Really this mission should not depend on the presence of a WMSL or WMSM, that is unlikely to be available when the need arises. These ships are usually either far from the port or in “Charlie” status. We need another way of addressing this mission.
Phalanx might still have a place in the peacetime outfit, if it is found to be an effective ship stopper. (Oct. 27, 2010) Rounds from a Mk-15 Phalanx Close-in Weapon System (CIWS) from the guided-missile destroyer USS Mitscher (DDG 57) impact the ex-USNS Saturn during a sinking exercise. Mitscher and other ships assigned to the George H.W. Bush Carrier Strike Group fired live ammunition at Saturn. (U.S. Navy photo by Mass Communication Specialist Seaman Leonard Adams/Released) More photos here. (It took quite a bit to sink this ship.)

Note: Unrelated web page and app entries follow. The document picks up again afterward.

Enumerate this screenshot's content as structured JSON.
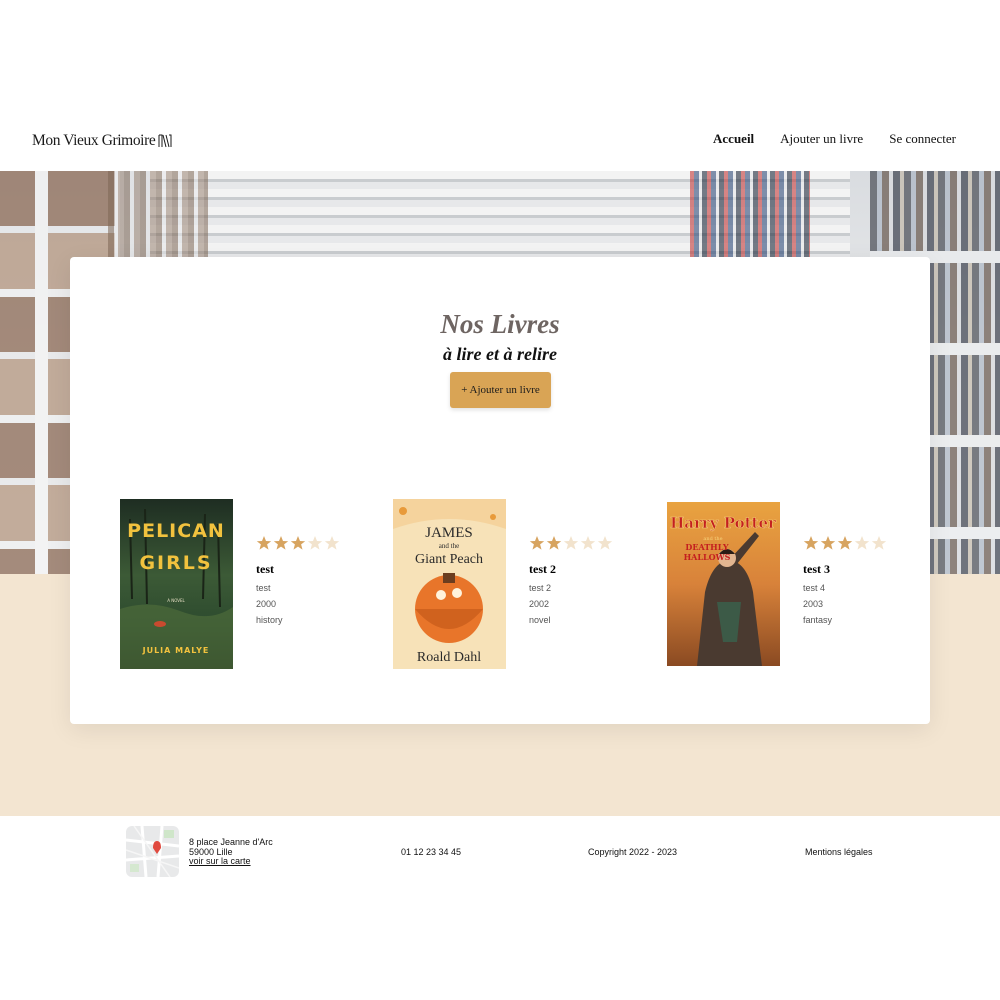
{
  "header": {
    "logo_text": "Mon Vieux Grimoire",
    "nav": [
      {
        "label": "Accueil",
        "active": true
      },
      {
        "label": "Ajouter un livre",
        "active": false
      },
      {
        "label": "Se connecter",
        "active": false
      }
    ]
  },
  "main": {
    "title": "Nos Livres",
    "subtitle": "à lire et à relire",
    "add_button": "+ Ajouter un livre",
    "books": [
      {
        "title": "test",
        "author": "test",
        "year": "2000",
        "genre": "history",
        "rating": 3,
        "max_rating": 5,
        "cover": {
          "title_lines": [
            "PELICAN",
            "GIRLS"
          ],
          "tag": "A NOVEL",
          "author": "JULIA MALYE"
        }
      },
      {
        "title": "test 2",
        "author": "test 2",
        "year": "2002",
        "genre": "novel",
        "rating": 2,
        "max_rating": 5,
        "cover": {
          "title_lines": [
            "JAMES",
            "and the",
            "Giant Peach"
          ],
          "author": "Roald Dahl"
        }
      },
      {
        "title": "test 3",
        "author": "test 4",
        "year": "2003",
        "genre": "fantasy",
        "rating": 3,
        "max_rating": 5,
        "cover": {
          "title_lines": [
            "Harry Potter",
            "and the",
            "DEATHLY",
            "HALLOWS"
          ]
        }
      }
    ]
  },
  "footer": {
    "address_line1": "8 place Jeanne d'Arc",
    "address_line2": "59000 Lille",
    "map_link": "voir sur la carte",
    "phone": "01 12 23 34 45",
    "copyright": "Copyright 2022 - 2023",
    "legal": "Mentions légales"
  },
  "colors": {
    "accent": "#d9a455",
    "star_filled": "#d7a460",
    "star_empty": "#f2e3cd",
    "floor_band": "#f3e5d1",
    "title_gray": "#6e6562"
  }
}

Trade-offs, Options, and Alternatives:
In choosing equipment for the cutters, it might be desirable to include selective upgrades for limited number of ships, rather than building them all the same–AN/SQR-20 Multi-Function Towed Array (MFTA)(Thales CAPTAS 4)–Ships expected to do drug enforcement, looking for self propelled semi-submersibles, might have towed array sonars for drug enforcement while those expected to do fisheries in the Pacific might not.
In the paper exercise of designing both a warship and a peacetime cutter, there are some tradeoffs available that might make it easier.
- Berthing–In designing the fully armed version, it should be acceptable that wartime berthing will be more crowded than the peacetime standard. During WWII crew complements sometimes doubled compared to those planned in peacetime. The crews will be willing to make sacrifices.
- AMIO–The current OPC specs call for the ability to shelter and feed 500 additional people on the weather decks. That is about 40 tons of addition topside weight. The fully armed version would likely have to trade this capability for the weapons outlined above.
- Range/Endurance–The minimum range requirement for the OPC is 7,500 nautical miles. Up to 9,500 is desired. As long as the ship retained a range of about 4,500 miles–typical for American surface warships–trading some fuel space for magazine space on the fully armed version might be an option.
There is also the possibility of including plans for alternative combinations of systems on the fully armed cutter, so that when a need arises the decision maker can pick and choose from a portfolio of possibilities to match the need. Additional missile launch tubes might replace the gun. Littoral Combat Ship mission modules or Mk141 Harpoon launchers might replace the VLS.